Choosing a window treatment for a sliding glass or a patio doors can be a bit more involved than picking one for your bathroom window. In bathrooms, usually the main concerns are privacy and moisture resistance. On sliders, privacy and light control can be issues, but how it functions is also important.

You may use the door quite a bit and you might want something that’s easy to operate. Or maybe you don’t use it that often and just want something to block out the sun a little. As far as aesthetics, the sliding glass door is a bigger treatment and is going to make a statement. You want a treatment that is going to go along with your style and your decor.  But what’s out there?  Maybe you want a soft elegant look or something more rustic.  But what about contemporary or even traditional?

In this article, you will find six little known window treatments for sliding glass doors. Some you may be familiar with and some not. But hopefully this article will provide you with the knowledge to choose a treatment that not only looks great but functions great as well.

*Vertical Cellular Shades

Vertical Cellular :: Vertiglide with Matching Cellular Shade Cordless

This is a cellular shade in a vertical position that slides back and forth on a rod, similar to a drapery rod but on steroids. Many companies make these, each one having a little variance. Most popular is the Vertiglide made by Hunter Douglas and The Ovation made by Comfortex.

I find that there is almost no different between the two except for price and Hunter Douglas puts their name on the handle.  Spring Window Fashions, which is the parent company to Bali and Graber, makes Slide-Vue and Verticell. The distinctive feature for these brands is you can slide them either way, left to right or right to left. This treatment offers a clean look and there are no strings, so it is safe for children.

Woven Wood :: Sliding Woven Wooden Blinds

*Vertical Sheers

This is a vertical blind with a sheer material attached over it. Most companies have their own version and they operate just as a vertical blind. The sheer is one piece, so it attaches onto each individual vane.

*Sliding Woven Woods

This is one of my favorites, though not many companies make one. It is a woven wood material in a vertical position that is attached at the top to a rail that allows it to easily slide back and forth. Sometimes you will find them grommeted at the top and it will slide on a wood pole. There are no cords and it operates simply by sliding by hand.

*Panel Tracks

Panel Track on Patio Closed

Also referred to as sliding panels or Elance. Panel tracks are strips of material about 18 to 35 inches wide that are hang from a rod and slide like a drapery. There will be several panels depending on the width of your patio door. When you slide them to one side, they stack over one another. As far as material, they are available in a range from woven wood to sun screen. You can find them to fit any decorating scheme.

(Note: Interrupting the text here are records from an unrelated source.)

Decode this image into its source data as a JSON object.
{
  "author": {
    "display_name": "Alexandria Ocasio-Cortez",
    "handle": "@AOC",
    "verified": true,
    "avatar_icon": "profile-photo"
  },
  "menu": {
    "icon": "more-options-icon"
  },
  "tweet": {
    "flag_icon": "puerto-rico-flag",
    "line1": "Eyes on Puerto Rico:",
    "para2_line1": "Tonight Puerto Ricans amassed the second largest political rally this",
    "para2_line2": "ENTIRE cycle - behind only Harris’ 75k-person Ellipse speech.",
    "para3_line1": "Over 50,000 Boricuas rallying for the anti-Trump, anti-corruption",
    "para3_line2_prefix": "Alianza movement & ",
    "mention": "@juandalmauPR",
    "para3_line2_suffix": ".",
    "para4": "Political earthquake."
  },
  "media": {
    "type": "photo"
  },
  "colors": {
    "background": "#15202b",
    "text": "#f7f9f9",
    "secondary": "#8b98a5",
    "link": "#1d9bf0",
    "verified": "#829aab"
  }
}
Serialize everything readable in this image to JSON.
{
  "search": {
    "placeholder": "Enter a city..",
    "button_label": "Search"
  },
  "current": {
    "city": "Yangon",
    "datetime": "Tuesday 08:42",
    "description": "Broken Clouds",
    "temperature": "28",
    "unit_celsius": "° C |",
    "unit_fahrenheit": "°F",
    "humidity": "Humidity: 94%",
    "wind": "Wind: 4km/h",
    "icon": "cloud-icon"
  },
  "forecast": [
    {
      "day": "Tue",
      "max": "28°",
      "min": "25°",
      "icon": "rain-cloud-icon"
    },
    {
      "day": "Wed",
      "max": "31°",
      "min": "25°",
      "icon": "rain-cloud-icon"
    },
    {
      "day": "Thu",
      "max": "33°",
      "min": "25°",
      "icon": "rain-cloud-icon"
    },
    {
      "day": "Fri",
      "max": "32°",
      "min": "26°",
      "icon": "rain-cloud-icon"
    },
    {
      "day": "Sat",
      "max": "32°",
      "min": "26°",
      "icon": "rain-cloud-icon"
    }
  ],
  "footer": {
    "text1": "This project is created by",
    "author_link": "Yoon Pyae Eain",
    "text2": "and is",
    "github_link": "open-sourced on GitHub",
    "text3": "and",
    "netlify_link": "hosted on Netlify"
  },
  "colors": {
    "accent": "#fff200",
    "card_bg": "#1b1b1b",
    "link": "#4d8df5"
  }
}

Most companies make their own version and the difference is usually in how the rod is constructed and how the panels attach to the rod (most with Velcro).

Would This Article Also Help?  Installing a Tile Landing (& Raising a Door Sill) :: Adding a Tile Landing to a Carpeted Room



Only made by Hunter Douglas. It’s like a very fancy and pricey vertical sheer. It’s kind of hard to describe but I’ll give it a try. Picture a vertical blind with the vanes made out of a firm but soft material, and each vane is connected by a sheer to create a continuous treatment the width of your slider. It has two controls, one to draw it to one side and the second to rotate the vanes to control light and privacy.

*Roller Shades

I mention these because I see more people putting them on their sliding glass doors. Folks are not using the more traditional solid material but rather sun screen fabric.  They want to filter out the sun, but still want to see through them. This offers a good solution.


Well, there you have it, six treatments you can use on patio or sliding glass doors. All of them will work on two, three, or four panes of glass. The only exception to this is roller shades. They are limitations on how wide these blinds can be made. These can only be made to fit over standard sliders (2 panes of glass).  And I know, choosing something that is going to make a big statement can be a bit scary. At least now you have some knowledge to make a more informed choice.


Robert is a window treatment installer, who blogs about all things window treatments at bobtheblindguy.com.

All images via Bob the Blind Guy.